One of many many issues we’ll miss when Esa-Pekka Salonen strikes on from his 13 years because the Philharmonia’s principal conductor can be his programming. For this primary of his farewell live shows, he’s not solely chosen what he loves however made certain all of it matches. No two symphonies could possibly be extra completely different than Beethoven’s First and Sibelius’s Seventh (his final), but they each hover – Beethoven playfully, Sibelius enigmatically – round the important thing of C main. The multi-part string hymn close to the start of the Seventh was greater than prefaced by the wind and brass of a Stravinsky masterpiece. And if Liszt’s portmanteau Second Concerto served for present and enjoyable, that the majority centred of leonine pianists Yefim Bronfman anchored us in C main once more on the centre with an ideal encore, Schumann’s Arabeske.

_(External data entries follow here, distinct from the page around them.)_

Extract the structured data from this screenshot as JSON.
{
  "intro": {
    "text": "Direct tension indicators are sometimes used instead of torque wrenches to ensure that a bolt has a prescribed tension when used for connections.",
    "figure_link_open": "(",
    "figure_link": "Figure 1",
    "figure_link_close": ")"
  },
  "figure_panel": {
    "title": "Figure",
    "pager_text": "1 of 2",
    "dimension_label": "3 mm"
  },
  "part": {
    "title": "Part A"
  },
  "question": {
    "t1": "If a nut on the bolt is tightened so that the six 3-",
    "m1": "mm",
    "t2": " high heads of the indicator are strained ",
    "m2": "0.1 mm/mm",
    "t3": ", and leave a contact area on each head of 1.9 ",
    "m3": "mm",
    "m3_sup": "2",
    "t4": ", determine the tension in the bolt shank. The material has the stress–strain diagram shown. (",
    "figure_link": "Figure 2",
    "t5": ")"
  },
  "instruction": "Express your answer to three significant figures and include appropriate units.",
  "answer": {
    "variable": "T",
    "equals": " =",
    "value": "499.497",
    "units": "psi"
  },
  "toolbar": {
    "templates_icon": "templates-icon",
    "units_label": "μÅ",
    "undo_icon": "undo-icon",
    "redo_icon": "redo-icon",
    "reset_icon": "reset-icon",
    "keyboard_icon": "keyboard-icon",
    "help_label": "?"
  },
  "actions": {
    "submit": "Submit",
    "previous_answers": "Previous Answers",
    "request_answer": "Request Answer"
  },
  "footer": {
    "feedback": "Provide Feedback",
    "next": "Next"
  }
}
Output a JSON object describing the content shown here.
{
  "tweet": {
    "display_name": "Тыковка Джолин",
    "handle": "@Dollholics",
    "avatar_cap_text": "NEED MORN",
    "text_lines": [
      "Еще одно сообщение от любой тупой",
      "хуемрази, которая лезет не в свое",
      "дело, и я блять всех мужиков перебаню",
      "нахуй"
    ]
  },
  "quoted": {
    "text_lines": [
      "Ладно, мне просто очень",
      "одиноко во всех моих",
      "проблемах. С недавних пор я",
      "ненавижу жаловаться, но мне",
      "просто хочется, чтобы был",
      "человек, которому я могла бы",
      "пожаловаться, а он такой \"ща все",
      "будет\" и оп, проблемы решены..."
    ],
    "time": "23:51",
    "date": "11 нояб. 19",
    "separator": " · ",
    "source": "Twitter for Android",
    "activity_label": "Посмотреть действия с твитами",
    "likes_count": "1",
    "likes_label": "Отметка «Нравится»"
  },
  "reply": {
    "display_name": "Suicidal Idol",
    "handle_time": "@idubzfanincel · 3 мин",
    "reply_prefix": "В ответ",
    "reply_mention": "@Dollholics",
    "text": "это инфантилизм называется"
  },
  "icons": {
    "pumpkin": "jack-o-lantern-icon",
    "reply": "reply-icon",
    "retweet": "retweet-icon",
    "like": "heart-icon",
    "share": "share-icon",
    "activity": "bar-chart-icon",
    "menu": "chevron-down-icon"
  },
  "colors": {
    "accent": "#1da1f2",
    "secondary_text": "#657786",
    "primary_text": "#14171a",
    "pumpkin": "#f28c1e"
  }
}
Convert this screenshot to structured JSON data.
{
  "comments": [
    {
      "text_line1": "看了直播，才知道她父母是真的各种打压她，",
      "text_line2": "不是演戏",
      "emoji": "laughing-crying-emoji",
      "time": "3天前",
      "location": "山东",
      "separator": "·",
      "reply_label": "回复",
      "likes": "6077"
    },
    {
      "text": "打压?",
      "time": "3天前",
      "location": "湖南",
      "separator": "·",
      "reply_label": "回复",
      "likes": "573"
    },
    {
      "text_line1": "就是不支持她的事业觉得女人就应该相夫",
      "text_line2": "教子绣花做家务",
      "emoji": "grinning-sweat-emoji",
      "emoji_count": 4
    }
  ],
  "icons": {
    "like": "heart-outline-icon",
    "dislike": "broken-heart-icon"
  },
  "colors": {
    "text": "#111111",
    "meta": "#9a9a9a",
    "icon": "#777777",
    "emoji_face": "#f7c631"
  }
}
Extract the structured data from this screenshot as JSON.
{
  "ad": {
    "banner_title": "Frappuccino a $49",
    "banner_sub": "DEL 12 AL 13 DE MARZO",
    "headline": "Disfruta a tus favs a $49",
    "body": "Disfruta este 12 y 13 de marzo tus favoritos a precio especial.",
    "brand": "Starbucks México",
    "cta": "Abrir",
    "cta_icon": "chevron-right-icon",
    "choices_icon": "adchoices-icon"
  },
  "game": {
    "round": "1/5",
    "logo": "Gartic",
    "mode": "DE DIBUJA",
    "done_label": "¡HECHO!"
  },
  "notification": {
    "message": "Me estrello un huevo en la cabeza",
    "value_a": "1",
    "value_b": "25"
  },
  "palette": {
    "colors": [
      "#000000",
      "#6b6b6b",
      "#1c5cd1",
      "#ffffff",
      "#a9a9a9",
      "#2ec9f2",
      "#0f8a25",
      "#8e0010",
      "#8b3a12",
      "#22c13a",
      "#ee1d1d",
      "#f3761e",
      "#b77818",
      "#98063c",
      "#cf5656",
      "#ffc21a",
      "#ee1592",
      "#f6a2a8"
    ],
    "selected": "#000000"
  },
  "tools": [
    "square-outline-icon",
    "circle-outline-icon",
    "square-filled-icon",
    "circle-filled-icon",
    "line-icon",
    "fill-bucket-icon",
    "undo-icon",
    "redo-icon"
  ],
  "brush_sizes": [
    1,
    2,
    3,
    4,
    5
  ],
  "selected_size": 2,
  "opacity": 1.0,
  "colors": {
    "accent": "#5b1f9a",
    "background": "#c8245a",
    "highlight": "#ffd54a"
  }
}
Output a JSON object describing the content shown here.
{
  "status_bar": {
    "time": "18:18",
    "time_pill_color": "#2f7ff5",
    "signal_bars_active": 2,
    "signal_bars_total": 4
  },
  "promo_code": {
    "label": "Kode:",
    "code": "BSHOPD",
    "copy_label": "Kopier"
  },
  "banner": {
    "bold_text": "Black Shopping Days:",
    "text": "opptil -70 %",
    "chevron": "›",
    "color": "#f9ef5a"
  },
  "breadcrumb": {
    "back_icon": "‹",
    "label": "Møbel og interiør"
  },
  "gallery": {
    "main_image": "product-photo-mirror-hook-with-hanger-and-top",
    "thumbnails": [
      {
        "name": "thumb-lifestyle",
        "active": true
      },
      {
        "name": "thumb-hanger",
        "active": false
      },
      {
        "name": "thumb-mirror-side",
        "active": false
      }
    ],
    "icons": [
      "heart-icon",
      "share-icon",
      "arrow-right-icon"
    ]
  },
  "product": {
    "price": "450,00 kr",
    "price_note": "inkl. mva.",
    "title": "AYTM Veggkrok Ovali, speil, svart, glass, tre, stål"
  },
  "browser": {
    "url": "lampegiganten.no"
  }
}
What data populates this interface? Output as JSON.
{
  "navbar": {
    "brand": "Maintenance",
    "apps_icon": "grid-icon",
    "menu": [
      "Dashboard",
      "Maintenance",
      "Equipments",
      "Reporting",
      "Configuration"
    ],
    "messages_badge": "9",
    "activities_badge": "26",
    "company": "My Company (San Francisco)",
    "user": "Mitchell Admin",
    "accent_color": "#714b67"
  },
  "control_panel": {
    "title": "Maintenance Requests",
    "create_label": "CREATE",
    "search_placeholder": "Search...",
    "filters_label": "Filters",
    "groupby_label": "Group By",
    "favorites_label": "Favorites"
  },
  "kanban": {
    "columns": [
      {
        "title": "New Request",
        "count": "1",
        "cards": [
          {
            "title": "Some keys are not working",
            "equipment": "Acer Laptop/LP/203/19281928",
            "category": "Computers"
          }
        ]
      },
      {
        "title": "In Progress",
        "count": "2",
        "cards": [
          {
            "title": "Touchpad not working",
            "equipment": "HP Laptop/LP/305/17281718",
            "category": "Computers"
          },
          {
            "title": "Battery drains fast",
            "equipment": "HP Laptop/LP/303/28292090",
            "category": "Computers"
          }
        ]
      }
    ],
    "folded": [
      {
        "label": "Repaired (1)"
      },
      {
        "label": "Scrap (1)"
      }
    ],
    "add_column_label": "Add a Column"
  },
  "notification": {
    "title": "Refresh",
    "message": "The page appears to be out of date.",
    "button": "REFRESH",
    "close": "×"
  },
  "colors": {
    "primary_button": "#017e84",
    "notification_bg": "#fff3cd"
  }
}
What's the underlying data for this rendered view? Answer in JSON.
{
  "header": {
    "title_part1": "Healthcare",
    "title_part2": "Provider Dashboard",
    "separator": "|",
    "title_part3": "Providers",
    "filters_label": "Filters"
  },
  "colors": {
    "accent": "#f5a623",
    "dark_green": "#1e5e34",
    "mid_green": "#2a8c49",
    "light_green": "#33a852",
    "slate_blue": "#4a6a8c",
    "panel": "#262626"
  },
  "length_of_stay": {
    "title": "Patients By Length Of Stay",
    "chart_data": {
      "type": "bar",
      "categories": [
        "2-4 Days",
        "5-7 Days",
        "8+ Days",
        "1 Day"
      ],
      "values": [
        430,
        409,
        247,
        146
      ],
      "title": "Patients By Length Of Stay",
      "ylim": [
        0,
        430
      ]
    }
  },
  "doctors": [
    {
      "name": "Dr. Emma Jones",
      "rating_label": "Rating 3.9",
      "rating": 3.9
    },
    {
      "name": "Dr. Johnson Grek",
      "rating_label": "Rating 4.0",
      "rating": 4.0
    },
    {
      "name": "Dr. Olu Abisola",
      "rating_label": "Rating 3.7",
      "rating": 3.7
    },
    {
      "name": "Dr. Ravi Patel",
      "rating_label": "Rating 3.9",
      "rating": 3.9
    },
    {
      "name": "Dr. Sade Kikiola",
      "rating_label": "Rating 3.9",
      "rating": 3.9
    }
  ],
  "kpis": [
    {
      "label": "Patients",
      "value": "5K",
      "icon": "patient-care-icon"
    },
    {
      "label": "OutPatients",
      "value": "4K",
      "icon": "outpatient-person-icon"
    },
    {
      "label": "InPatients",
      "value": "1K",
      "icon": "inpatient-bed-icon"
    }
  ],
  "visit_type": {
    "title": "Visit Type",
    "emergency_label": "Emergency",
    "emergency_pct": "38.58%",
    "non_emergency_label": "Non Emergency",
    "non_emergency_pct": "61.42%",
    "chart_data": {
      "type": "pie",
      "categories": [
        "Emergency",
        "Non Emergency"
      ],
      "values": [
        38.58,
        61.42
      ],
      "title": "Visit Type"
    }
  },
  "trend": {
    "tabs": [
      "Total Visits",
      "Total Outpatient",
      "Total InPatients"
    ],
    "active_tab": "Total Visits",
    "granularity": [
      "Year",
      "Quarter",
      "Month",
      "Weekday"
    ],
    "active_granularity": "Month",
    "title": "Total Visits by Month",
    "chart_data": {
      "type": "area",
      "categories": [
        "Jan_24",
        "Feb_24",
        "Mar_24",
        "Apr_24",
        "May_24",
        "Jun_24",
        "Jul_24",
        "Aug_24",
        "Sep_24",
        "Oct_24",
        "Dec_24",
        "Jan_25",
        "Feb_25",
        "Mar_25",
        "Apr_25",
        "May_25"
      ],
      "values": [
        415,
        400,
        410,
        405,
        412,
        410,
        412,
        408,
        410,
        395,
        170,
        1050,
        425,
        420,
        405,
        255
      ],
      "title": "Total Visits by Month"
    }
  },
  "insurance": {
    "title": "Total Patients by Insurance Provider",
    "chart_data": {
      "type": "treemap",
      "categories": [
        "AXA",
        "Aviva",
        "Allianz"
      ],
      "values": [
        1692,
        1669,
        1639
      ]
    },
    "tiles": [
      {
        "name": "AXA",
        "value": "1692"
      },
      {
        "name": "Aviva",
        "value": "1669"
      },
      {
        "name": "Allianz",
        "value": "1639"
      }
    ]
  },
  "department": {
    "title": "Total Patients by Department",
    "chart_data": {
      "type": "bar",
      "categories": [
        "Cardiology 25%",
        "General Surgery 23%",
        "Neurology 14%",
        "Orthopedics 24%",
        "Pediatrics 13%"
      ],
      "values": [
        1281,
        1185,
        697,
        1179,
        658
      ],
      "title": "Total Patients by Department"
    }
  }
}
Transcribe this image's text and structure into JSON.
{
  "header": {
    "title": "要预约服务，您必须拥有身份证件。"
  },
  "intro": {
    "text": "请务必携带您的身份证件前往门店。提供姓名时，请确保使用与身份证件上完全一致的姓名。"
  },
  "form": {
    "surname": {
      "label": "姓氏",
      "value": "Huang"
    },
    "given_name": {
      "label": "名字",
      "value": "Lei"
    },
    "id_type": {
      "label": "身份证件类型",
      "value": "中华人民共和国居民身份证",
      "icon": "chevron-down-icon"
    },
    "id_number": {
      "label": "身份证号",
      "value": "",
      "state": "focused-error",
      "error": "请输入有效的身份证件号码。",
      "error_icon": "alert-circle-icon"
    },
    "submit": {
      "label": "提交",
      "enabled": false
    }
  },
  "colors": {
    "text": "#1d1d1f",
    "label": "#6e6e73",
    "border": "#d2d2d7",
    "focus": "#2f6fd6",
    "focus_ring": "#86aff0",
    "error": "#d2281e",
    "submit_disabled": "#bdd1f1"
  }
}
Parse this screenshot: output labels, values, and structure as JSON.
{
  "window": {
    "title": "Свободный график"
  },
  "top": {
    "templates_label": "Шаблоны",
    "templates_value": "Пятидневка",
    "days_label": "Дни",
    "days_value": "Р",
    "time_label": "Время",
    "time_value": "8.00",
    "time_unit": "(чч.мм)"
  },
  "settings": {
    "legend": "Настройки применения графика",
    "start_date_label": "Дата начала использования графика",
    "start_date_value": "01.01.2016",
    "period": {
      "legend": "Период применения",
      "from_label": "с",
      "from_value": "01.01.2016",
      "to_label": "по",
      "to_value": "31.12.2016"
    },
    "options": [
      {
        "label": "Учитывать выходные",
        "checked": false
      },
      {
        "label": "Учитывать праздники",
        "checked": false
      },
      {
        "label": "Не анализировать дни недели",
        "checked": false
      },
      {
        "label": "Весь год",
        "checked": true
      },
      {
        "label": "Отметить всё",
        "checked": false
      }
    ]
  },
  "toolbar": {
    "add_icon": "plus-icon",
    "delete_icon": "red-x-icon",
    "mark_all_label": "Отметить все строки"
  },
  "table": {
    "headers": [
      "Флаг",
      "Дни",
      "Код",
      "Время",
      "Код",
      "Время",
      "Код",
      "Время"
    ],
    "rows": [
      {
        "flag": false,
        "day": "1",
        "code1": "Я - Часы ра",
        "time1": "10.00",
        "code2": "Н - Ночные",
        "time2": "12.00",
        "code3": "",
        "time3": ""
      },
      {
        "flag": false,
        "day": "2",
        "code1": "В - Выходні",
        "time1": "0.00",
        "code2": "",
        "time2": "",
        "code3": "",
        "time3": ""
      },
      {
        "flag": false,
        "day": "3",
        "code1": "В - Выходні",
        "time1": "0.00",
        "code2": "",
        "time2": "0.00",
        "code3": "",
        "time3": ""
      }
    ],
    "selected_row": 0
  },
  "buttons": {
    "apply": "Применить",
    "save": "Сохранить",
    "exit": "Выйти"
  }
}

Most necessary of all, an viewers is again within the Royal Competition Corridor to greet the Philharmonia gamers with what Simon Rattle the opposite week known as “that noise you make together with your arms” in addition to loud cheers and a standing ovation. Effectively deserved; the sheer magnificence and spaciousness of the orchestral sound from the spread-out orchestra on the helpfully prolonged platform, resonating in a corridor with fewer individuals in than standard because of the essential Covid restrictions, wanted our presence there to witness what, greater than ever after a yr of semi-silence, felt like a miracle. And look, not one of the fidgety lighting and smoke which have marred the LPO’s livestreams from the identical corridor. Select a color on the magnificently restored organ, keep it up for at the least a motion, ensure that the gamers and conductor are in full mild, and that is all you want.The Beethoven efficiency (pictured above) had all of the advantage of chamber-orchestra crispness – and vivid interval timpani – enriched by resonant ballast from 5 double-basses. Salonen appeared genial however all the time alert, and the great thing about his conducting method was a pleasure in itself within the figures he made with the baton hand because the violins airily elaborate the wind pulsing of the scherzo’s trio. These humorous makes an attempt to make an entire scale from G within the finale’s opening Adagio had been managed with supernatural ability, and the watchful interaction between second violinist Annabelle Meare and chief Zsolt-Tihamér Visontay instructed us, because the sounds already had, what sheer pleasure there was in being again and taking part in collectively.
Bronfman (pictured under with Salonen) is a grasp who can roar like a lion – within the case of the Liszt Concerto, a somewhat comical one prefiguring the proud beast of Saint-Saëns’ Carnival of the Animals – and coo like every sucking dove in transcendental reverie. It doesn’t matter that swathes of this work make us snort now with their romantic extra; there’s pleasure there too. But by no means as a lot deep poetry, regardless of the attention-grabbing chord sequences, as within the Schumann Arabeske; Bronfman made the contrasting episodes troubled, the primary sequences objectively lovely, the coda beautiful. If the Beethoven was revelatory, Stravinsky’s Symphonies of Wind Devices was/had been much more so on this astounding efficiency. Having the ensemble unfold the entire width of the prolonged platform, horns to the left answering trombones and tuba to the best, gave further frissons, however the true mastery was in how Salonen dovetailed the varied “soundings-together” (sym-phonies) to create an virtually operatic, actually very vocal set of dialogues, till the hieratic gradual conclusion (in reminiscence of Debussy), transferring to tears.
Salonen’s method to the symphonies of his most well-known compatriot Sibelius has all the time, for me, been hit or miss: grandiose in comparison with the lighter contact and freer movement of different Finnish interpreters like Sakari Oramo, Jukka-Pekka Saraste and Okko Kamu. This Seventh was extra evocative of the Grand Canyon than of northern forests and lakes – and we are typically proper on the backside, grateful to catch glimpses of the sky. However that’s how he sees and hears it, and also you couldn’t argue with the masterly transitions, the excellent solo trombone which anchors the piece (Byron Fulcher), the gilded fringe of horns or – as soon as once more – these heartfelt strings. For the live performance as a complete, the standing ovation was, I repeat, properly deserved.